Check out the web site for End of Life Vehicle Solutions (ELVS). ELVS was created by the automotive industry to promote the industry’s environmental efforts in recyclability, education and outreach, and the proper management of substances of concern. Participating Members of ELVS are: BMW of North America, LLC, DaimlerChrysler Corporation, Ford Motor Company, General Motors Corporation, International Truck & Engine, Mack Trucks, Inc., Mitsubishi Motors North America, Inc., Nissan North America, Inc., Subaru of America, Inc., Volkswagen of America, Inc., and Volvo Trucks North America. End of Life Vehicle Solutions manages, on a nationwide basis, programs to collect, transport, retort, recycle, or dispose of elemental mercury from automotive switches.
The ELVS web site provides information on medium and heavy-duty trucks, the National Vehicle Mercury Switch Recovery Program, educational materials (including videos showing how to remove certain switches from specified vehicles), recycling opportunities via The Environmental Quality Company (EQ), and mercury switch recovery program reporting for various states. An interactive map on the home page allows users to click on states to view regulatory information related to mercury switches for that state.
One of the outcomes of the GLRPPR Strategic Planning Meeting that was held in February 2006 was the formation of four “discussion groups” for the purpose of networking and facilitation of communication and cooperation among regional organizations. These groups were formed around four topics identified by meeting attendees as subjects of special interest for the region: mercury, energy efficiency, water, and lean and green manufacturing.
GLRPPR administrative staff will assist these groups as needed with the arrangement of conference calls, and facilitation of communication among members of the group and among the groups and the general membership via the maintenance of these web pages and posting or promotion of material via the GLRPPR web site and newsletter. The discussion groups are independent entities/efforts of GLRPPR members—the GLRPPR administrative staff and Steering Committee do not manage these groups or dictate the pollution prevention topics for which GLRPPR members may form groups.
Discussion Group pages are now available on the GLRPPR web site. These pages provide descriptions of these groups and contact information, as well as conference call information and shared documents of interest where appropriate. If you are interested in joining any of these groups, please contact the individual “lead” for that group, identified on the group’s page.
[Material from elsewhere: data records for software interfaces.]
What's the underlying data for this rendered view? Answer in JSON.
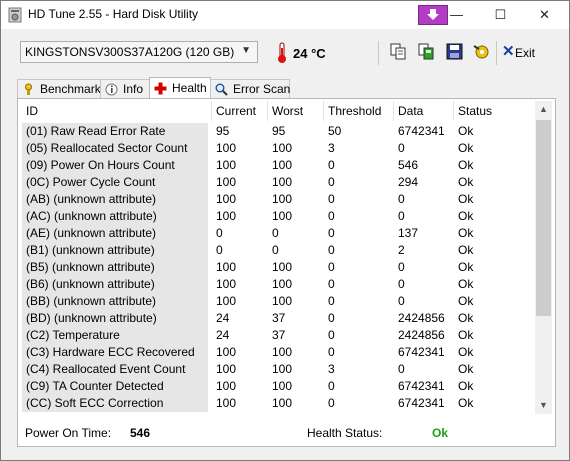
{
  "window": {
    "title": "HD Tune 2.55 - Hard Disk Utility",
    "minimize": "—",
    "maximize": "☐",
    "close": "✕"
  },
  "toolbar": {
    "drive": "KINGSTONSV300S37A120G (120 GB)",
    "temperature": "24 °C",
    "exit_label": "Exit"
  },
  "tabs": [
    {
      "label": "Benchmark",
      "icon": "benchmark-icon"
    },
    {
      "label": "Info",
      "icon": "info-icon"
    },
    {
      "label": "Health",
      "icon": "health-cross-icon",
      "active": true
    },
    {
      "label": "Error Scan",
      "icon": "magnifier-icon"
    }
  ],
  "table": {
    "columns": [
      "ID",
      "Current",
      "Worst",
      "Threshold",
      "Data",
      "Status"
    ],
    "rows": [
      [
        "(01) Raw Read Error Rate",
        "95",
        "95",
        "50",
        "6742341",
        "Ok"
      ],
      [
        "(05) Reallocated Sector Count",
        "100",
        "100",
        "3",
        "0",
        "Ok"
      ],
      [
        "(09) Power On Hours Count",
        "100",
        "100",
        "0",
        "546",
        "Ok"
      ],
      [
        "(0C) Power Cycle Count",
        "100",
        "100",
        "0",
        "294",
        "Ok"
      ],
      [
        "(AB) (unknown attribute)",
        "100",
        "100",
        "0",
        "0",
        "Ok"
      ],
      [
        "(AC) (unknown attribute)",
        "100",
        "100",
        "0",
        "0",
        "Ok"
      ],
      [
        "(AE) (unknown attribute)",
        "0",
        "0",
        "0",
        "137",
        "Ok"
      ],
      [
        "(B1) (unknown attribute)",
        "0",
        "0",
        "0",
        "2",
        "Ok"
      ],
      [
        "(B5) (unknown attribute)",
        "100",
        "100",
        "0",
        "0",
        "Ok"
      ],
      [
        "(B6) (unknown attribute)",
        "100",
        "100",
        "0",
        "0",
        "Ok"
      ],
      [
        "(BB) (unknown attribute)",
        "100",
        "100",
        "0",
        "0",
        "Ok"
      ],
      [
        "(BD) (unknown attribute)",
        "24",
        "37",
        "0",
        "2424856",
        "Ok"
      ],
      [
        "(C2) Temperature",
        "24",
        "37",
        "0",
        "2424856",
        "Ok"
      ],
      [
        "(C3) Hardware ECC Recovered",
        "100",
        "100",
        "0",
        "6742341",
        "Ok"
      ],
      [
        "(C4) Reallocated Event Count",
        "100",
        "100",
        "3",
        "0",
        "Ok"
      ],
      [
        "(C9) TA Counter Detected",
        "100",
        "100",
        "0",
        "6742341",
        "Ok"
      ],
      [
        "(CC) Soft ECC Correction",
        "100",
        "100",
        "0",
        "6742341",
        "Ok"
      ]
    ]
  },
  "status": {
    "power_on_label": "Power On Time:",
    "power_on_value": "546",
    "health_label": "Health Status:",
    "health_value": "Ok"
  },
  "colors": {
    "health_ok": "#16a316",
    "id_column_bg": "#e6e6e6",
    "special_button": "#b23cc4"
  }
}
If you are interested in forming an additional discussion group on a topic of regional significance, please contact Bob Iverson.